As local school districts begin weighing annual budgets, the Springs School announced on Monday night that it will stay under the 1.46-percent tax-levy cap for the 2014-15 academic year.
Thomas Primiano, the district’s treasurer, led a presentation to a packed house of teachers and parents, explaining that the state-mandated 2-percent tax cap will actually be 1.46 percent, to match the 2013 consumer price index. (The cap is either 2 percent or tied to the C.P.I., whichever is lower.) Because of certain exemptions, he expects the tax levy to increase by up to 3.29 percent.
“We plan on coming in at the cap or under,” Mr. Primiano elaborated yesterday. “As far as maintaining programs, we don’t plan on making any cuts. When rainy days do come, it won’t be as easy to do, but we’re hoping to stave them off for as long as possible.”
Speaking of the district’s fund balance, he said that approximately $600,000 would be used to keep the tax levy under the cap. “The not-so-great news is that we are using the fund balance to stay under that cap,” said Mr. Primiano. “Last year we applied $700,000, and this year we will need to continue to apply fund balance.”
In terms of budget goals, the school hopes to expand its technology inventory, utilizing newly increased broadband capacity, and aims to give all students access to their own Google Chromebook. Springs hopes to invest in 150 additional Chromebooks, each at a cost of around $300.
In total, the technology budget is expected to go up by more than $65,000. Transportation is projected to rise by more than $30,000, due to additional ridership requirements, with buildings and grounds seeing an increase of more than $12,000.

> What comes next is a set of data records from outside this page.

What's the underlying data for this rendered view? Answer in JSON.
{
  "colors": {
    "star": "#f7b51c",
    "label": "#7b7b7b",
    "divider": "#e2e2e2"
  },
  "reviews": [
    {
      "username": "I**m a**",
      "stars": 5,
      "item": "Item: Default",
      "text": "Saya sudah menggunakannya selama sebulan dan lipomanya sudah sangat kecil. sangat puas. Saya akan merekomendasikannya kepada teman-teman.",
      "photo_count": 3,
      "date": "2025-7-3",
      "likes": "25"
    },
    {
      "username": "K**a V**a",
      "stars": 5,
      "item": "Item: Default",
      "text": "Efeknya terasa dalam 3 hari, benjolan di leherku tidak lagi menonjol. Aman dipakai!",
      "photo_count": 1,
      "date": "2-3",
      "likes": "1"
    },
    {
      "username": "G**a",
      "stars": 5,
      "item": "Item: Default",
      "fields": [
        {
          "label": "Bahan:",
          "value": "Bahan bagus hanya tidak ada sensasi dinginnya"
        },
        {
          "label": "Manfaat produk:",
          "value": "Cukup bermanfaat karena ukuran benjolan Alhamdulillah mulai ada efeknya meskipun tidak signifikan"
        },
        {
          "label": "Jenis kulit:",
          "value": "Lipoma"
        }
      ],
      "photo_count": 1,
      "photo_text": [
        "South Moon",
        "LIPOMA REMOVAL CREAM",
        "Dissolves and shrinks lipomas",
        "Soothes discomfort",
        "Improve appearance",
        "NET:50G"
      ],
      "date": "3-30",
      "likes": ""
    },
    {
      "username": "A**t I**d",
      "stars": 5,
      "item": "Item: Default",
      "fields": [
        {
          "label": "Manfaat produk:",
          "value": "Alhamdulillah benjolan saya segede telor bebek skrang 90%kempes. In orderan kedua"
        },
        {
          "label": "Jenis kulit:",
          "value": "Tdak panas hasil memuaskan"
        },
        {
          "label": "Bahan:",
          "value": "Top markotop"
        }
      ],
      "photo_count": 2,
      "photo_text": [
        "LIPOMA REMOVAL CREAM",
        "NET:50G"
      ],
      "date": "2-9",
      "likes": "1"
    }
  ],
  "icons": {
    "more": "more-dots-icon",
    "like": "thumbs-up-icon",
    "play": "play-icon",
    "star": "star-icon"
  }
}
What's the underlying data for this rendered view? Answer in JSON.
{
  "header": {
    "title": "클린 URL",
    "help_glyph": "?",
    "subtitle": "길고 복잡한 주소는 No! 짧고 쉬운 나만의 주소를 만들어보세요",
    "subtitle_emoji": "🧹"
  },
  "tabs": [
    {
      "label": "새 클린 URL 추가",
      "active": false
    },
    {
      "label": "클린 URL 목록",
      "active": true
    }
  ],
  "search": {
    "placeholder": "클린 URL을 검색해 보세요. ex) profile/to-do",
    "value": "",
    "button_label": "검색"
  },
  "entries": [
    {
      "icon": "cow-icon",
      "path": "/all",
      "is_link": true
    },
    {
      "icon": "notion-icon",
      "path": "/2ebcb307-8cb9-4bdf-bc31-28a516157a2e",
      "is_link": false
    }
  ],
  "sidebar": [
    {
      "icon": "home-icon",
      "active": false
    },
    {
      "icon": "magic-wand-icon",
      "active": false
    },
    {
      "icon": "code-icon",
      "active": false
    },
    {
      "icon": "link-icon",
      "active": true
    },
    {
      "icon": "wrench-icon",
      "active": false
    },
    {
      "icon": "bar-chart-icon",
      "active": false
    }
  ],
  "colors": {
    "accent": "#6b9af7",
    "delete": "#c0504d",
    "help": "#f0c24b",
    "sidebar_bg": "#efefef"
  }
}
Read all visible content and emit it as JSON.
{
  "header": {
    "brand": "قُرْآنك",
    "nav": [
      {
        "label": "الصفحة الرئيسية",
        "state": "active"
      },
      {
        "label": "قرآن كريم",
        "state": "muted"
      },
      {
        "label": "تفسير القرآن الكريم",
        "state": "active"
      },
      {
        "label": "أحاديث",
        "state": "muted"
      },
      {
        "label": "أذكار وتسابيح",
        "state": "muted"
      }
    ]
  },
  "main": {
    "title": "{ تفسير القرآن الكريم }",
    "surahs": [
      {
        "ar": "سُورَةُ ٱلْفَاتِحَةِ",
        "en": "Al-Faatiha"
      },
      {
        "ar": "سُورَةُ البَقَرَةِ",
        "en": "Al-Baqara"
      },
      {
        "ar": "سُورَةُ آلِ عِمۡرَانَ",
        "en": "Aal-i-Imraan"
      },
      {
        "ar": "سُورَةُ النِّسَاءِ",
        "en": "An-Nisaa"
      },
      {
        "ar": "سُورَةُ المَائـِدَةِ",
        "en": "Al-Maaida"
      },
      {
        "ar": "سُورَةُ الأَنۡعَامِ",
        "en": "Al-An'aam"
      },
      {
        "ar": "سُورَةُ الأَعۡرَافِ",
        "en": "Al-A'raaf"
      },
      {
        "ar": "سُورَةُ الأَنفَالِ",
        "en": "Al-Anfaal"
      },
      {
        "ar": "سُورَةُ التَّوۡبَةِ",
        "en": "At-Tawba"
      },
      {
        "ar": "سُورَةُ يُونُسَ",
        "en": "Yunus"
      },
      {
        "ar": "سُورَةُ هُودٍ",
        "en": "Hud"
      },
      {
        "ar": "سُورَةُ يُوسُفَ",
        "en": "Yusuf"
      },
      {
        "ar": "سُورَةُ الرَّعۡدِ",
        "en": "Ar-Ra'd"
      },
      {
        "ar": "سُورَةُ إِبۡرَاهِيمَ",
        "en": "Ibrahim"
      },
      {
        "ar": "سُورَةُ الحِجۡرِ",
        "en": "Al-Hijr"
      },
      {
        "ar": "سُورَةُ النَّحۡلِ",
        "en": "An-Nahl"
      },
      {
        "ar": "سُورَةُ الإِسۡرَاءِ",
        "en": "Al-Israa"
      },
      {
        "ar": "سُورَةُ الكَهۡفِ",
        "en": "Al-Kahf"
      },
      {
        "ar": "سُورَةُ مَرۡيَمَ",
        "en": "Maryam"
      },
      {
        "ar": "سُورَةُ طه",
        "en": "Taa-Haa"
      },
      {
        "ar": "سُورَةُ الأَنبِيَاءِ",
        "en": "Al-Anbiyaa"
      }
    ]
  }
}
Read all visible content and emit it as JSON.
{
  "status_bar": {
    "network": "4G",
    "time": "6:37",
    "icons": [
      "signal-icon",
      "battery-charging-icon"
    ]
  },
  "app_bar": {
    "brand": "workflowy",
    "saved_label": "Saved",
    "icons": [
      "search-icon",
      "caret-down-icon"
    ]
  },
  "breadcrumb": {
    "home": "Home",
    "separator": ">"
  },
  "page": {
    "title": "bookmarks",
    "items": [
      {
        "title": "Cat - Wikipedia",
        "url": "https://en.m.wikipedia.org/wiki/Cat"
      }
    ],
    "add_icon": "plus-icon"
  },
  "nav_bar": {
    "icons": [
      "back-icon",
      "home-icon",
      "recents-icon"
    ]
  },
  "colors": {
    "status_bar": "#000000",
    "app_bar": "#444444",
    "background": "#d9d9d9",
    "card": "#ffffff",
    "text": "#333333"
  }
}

Earlier in Monday’s meeting two teachers, Sue Ellen O’Connor and Margaret Thompson, led a well-received presentation about the school’s annual opera production, complete with a selection sung by cast members.
In other news, the Greater East Hampton Education Foundation, a local nonprofit, has awarded two grants to Springs teachers following a competitive application process. Ms. O’Connor won a $2,000 grant to help expand the animation program, while Danielle Hamilton received $1,200 to expand a reading program.
The school board has appointed an architecture firm, Burton, Behrendt and Smith, to devise a master plan around the best use of space. With a growing student population, Roger Smith, an architect, outlined general ways in which the school could be more efficient in terms of its use of resources. A full plan is forthcoming.
A second budget workshop is planned for Feb. 26 at 7 p.m., when the board will tackle items related to instructional programs, co-curricular activities, interscholastic athletics, and field trips. A third and final session is planned for March 10, when the board will review items related to tuition, the Board of Cooperative Educational Services, employee benefits, administration, and the projected budget and tax rate.